1. Carpenter, etc.: Polk, 157. Reverend Kaloa: “Marriages, Oahu Island, 1832 – 1910, Vol. 2, p. 294; Kiaaina, Mrs. C.K.N. to Rev. S.K. Kaloa, 5-20-1909”; Hawai‘i State Archives. O‘ahu delegate to the Hawaiian Patriotic League: www.hawaiiankingdom.org/memorial_1898.shtml. Hui Kuokoa: Evening Bulletin, July 24, 1902. Support of Kalaniana‘ole: Honolulu Republican, October 9, 1900; Ke Kiai, Sept. 18, 1902.
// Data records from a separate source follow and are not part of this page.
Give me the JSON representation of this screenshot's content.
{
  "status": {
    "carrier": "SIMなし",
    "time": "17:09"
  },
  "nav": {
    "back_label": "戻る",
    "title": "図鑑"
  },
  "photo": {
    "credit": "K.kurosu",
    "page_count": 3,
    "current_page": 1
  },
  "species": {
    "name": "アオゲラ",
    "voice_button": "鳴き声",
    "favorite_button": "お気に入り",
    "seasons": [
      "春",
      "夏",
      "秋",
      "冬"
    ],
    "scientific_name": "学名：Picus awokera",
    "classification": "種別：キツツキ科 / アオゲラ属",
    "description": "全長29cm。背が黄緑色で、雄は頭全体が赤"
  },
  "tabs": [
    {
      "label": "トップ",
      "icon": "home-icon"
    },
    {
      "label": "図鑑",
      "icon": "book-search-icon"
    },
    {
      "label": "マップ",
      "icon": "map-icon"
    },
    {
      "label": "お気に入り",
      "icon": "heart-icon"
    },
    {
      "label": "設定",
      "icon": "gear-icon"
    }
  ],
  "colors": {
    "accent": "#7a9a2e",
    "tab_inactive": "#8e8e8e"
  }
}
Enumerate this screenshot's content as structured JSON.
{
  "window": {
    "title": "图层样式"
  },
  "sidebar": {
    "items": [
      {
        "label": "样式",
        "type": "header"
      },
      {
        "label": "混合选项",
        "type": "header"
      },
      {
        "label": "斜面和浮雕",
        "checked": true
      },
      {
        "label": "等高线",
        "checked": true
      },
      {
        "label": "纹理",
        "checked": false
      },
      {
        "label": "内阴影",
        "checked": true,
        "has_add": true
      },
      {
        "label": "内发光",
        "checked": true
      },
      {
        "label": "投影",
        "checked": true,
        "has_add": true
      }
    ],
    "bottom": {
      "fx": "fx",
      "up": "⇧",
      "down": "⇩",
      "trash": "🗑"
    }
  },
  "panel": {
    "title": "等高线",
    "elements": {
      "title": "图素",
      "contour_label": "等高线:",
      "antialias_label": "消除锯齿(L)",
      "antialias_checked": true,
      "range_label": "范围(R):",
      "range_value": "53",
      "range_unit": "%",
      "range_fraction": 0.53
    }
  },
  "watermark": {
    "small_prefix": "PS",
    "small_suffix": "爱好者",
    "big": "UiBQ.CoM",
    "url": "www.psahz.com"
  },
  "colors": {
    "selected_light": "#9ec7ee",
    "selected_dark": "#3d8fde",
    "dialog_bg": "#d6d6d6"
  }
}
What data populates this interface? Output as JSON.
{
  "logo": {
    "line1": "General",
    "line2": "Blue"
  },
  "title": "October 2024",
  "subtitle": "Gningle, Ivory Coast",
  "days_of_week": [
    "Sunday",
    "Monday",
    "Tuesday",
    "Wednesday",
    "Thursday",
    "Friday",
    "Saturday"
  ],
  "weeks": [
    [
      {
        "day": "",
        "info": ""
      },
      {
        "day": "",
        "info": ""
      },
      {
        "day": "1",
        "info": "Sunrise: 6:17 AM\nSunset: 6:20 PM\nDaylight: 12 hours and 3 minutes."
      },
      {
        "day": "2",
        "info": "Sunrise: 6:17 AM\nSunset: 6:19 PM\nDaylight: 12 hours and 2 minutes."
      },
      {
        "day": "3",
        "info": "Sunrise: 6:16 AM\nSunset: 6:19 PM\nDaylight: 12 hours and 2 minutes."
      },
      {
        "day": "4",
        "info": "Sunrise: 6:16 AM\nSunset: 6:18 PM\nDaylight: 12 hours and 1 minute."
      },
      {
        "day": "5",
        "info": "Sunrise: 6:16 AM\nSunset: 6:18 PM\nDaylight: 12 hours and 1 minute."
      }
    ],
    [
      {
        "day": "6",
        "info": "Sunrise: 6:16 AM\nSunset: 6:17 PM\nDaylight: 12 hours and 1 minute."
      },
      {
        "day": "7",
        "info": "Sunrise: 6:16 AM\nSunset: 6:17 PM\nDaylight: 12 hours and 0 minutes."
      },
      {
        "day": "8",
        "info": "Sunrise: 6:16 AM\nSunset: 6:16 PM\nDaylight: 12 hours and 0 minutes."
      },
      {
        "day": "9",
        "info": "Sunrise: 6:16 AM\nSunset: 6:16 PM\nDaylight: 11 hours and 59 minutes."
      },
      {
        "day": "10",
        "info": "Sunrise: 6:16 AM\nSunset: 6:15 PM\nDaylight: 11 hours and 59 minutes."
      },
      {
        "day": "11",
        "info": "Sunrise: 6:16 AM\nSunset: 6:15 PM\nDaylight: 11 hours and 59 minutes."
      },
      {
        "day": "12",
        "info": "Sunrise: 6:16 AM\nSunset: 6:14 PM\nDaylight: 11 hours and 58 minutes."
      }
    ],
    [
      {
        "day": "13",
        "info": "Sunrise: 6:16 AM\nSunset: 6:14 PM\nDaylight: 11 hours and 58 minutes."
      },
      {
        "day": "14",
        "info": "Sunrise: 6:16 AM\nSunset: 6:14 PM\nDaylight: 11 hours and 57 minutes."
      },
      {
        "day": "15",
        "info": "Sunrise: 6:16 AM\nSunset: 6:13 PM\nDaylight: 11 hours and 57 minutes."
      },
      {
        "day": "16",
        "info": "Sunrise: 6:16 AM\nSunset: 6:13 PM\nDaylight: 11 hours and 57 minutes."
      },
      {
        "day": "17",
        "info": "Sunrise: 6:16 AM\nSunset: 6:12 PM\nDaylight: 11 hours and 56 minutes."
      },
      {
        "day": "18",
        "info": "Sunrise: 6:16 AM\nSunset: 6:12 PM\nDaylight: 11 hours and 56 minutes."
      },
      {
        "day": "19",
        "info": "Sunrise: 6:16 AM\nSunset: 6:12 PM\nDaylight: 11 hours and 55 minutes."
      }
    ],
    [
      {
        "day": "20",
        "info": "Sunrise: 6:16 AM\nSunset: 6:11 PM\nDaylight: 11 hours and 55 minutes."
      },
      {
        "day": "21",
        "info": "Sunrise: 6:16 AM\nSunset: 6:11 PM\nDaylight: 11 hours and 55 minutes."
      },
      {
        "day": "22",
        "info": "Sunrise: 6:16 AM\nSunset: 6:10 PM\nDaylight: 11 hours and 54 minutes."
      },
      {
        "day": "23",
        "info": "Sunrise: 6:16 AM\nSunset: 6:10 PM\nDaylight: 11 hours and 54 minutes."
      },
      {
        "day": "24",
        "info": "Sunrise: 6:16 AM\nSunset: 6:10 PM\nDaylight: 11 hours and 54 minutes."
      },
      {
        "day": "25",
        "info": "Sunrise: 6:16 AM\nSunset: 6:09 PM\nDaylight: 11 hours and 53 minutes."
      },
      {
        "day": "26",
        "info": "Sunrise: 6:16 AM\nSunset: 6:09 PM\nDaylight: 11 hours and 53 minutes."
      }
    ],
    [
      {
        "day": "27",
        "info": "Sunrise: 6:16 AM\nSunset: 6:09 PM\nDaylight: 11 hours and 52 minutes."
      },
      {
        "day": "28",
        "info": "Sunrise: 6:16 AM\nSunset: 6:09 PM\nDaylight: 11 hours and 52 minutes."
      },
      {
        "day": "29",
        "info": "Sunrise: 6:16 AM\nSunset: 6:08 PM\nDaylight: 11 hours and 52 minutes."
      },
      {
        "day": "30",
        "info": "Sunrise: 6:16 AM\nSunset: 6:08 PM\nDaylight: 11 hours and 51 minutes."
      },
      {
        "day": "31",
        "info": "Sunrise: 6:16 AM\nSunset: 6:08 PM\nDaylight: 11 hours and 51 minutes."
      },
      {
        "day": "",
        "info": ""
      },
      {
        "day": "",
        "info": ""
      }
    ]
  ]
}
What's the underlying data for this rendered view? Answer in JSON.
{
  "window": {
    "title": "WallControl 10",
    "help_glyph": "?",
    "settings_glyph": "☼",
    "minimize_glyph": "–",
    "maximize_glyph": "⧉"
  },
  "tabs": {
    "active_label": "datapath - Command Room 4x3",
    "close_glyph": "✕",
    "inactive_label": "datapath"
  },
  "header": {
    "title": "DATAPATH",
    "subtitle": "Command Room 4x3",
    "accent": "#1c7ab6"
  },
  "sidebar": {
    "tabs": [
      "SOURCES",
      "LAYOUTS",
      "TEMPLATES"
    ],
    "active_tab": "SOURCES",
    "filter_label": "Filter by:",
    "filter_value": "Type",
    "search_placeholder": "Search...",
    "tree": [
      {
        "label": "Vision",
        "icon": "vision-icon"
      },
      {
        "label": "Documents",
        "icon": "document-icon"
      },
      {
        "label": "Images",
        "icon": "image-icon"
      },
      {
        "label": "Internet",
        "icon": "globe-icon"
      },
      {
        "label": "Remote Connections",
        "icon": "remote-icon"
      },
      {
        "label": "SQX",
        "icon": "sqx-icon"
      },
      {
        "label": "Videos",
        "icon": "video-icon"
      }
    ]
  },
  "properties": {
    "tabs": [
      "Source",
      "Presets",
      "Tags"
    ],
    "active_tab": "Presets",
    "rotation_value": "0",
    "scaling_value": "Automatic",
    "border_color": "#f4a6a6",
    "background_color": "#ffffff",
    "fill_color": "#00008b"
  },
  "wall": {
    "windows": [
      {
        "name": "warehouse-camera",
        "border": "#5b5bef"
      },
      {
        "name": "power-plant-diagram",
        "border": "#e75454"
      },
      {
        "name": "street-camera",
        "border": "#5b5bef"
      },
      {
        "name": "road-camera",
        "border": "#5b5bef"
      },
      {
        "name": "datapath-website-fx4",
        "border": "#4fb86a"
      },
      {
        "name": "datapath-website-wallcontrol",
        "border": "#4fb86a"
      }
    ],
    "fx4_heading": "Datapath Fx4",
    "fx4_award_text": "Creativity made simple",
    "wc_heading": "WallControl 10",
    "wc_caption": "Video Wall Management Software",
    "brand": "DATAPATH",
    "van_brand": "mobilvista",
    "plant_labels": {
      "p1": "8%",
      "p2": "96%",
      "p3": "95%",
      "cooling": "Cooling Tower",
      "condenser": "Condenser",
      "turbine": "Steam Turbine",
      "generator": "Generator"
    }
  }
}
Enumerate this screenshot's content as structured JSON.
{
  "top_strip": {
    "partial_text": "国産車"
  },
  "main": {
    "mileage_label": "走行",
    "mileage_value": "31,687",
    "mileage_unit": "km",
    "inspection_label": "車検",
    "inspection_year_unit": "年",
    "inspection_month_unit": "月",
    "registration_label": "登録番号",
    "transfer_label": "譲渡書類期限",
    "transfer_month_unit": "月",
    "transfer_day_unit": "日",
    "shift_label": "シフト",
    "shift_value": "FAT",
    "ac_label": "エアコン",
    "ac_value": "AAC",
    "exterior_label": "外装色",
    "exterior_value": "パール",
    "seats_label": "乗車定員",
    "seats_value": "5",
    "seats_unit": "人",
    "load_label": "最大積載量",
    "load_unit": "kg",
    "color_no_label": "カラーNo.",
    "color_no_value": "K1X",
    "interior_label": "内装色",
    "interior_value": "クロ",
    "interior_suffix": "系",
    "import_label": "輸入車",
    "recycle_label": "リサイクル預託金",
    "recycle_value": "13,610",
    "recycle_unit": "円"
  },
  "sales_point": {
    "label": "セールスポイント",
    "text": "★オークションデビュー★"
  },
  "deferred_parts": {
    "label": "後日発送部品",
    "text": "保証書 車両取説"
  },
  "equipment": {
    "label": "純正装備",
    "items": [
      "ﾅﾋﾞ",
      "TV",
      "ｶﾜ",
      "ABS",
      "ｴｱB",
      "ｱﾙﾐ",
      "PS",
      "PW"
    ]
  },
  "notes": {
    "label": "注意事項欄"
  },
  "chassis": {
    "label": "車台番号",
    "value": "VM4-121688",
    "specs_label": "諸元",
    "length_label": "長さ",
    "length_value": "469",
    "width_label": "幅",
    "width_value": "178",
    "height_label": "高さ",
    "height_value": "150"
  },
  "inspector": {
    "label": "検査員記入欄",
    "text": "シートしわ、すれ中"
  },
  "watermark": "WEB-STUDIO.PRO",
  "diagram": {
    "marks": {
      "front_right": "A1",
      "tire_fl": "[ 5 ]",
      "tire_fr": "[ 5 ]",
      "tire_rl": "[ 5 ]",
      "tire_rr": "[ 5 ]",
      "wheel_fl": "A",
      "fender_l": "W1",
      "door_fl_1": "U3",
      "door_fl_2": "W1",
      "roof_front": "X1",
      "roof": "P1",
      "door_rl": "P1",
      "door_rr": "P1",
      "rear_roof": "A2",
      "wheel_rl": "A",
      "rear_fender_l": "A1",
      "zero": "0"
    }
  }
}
2. “SK Kaloa” is one of 313 Kawa-imprisoned counterrevolutionaries named by Thomas Spencer (ed.) in “Ka Papa Inoa O na Poe i Hopu ia...” Kaua Kuloko, 1895, 133-136. His first name is given, at one point in Spencer’s collection as “Sam” (116).

3. “I put a rifle on my shoulders to defy the standing Republican government; I entered into the course of action by which I would fulfill that desire to do battle on the 12th hour of Saturday night, [and I fought through] the Sabbath and Monday night, [when] I realized the impossibility of the Hawaiian soldiers holding their ground; therefore, I left the battlefield and fled; the place at which I was taken prisoner was Ko‘olau. The source of the idea that inspired my conscience to rebel against the standing Republican government was the incredibly twisted, crooked American language put forth from within Congress which said: “It is up to the Hawaiian people to find justice from this time forth;” under the influence of these words, I was invited to fulfill the goal, and I entered into battle for love of the land and its steadfast citizens.” “Ka S K Kaloa Mau Olelo-ike,” in Spencer, 106; English translation: Kīhei de Silva.

4. The names of those pardoned on the 7th are given in “Na Pio Kalaiaina” Ka Makaainana, September 9, 1895. The captive composers include Henry Enoka, S. Kaili, S.K. Kaloa, J.W. Kamali, H.J. Kapu, J.K. Kaulia, D.K. Koa, Kalanianaole, and Haimoeipo (the Queen herself). Outside of these smuggled mele, the only reports that the lāhui was then “getting about the Queen and the situation of the people who were imprisoned was from the government newspapers, that is, from their enemies” (Noenoe Silva, Aloha Betrayed, 151).

5. These events are detailed in Albertine Loomis’s, For Whom Are the Stars? The University Press of Hawaii, 1970. They are also summarized by Amy Stillman in “History Reinterpreted in Song; The Case of the Hawaiian Counterrevolution,” The Hawaiian Journal of History, vol. 23 (1989), 3-6.

6. Henry Enoka, “Na Keiki Alo i ke Ehuehu,” 12-13; J.K. Kamali, “Ke Aloha i ka Puuwai,”15. Kaaea, “Weli ka Honua,” 30.

7. W. Olepau, “Liliu Lei a ka Lahui,” 6; Kalani Honua, “Haku Lani a ka Lahui,” 32; “S. Kaili, “Halepiowai,” 86.

8. D.K. Kaumiumi, “Hoolulu ke Aloha Aina,” 15; J.W. Kamali, “Alahele Pali o Nuuanu,” 41-42.

9. “History Reinterpreted as Song,” 19.

10. Keanaini ridge separates Maunawili from Waimānalo; its literal meaning (“mirror, transparent, clear”) contributes to Kaloa’s sense of reflection and revelation.

© Kīhei de Silva 2012.  All rights reserved.
This essay was first published in Hālau Mōhala ‘Ilimaʻs 2012 Merrie Monarch Fact Sheet. 

It is offered here in slightly revised and updated form.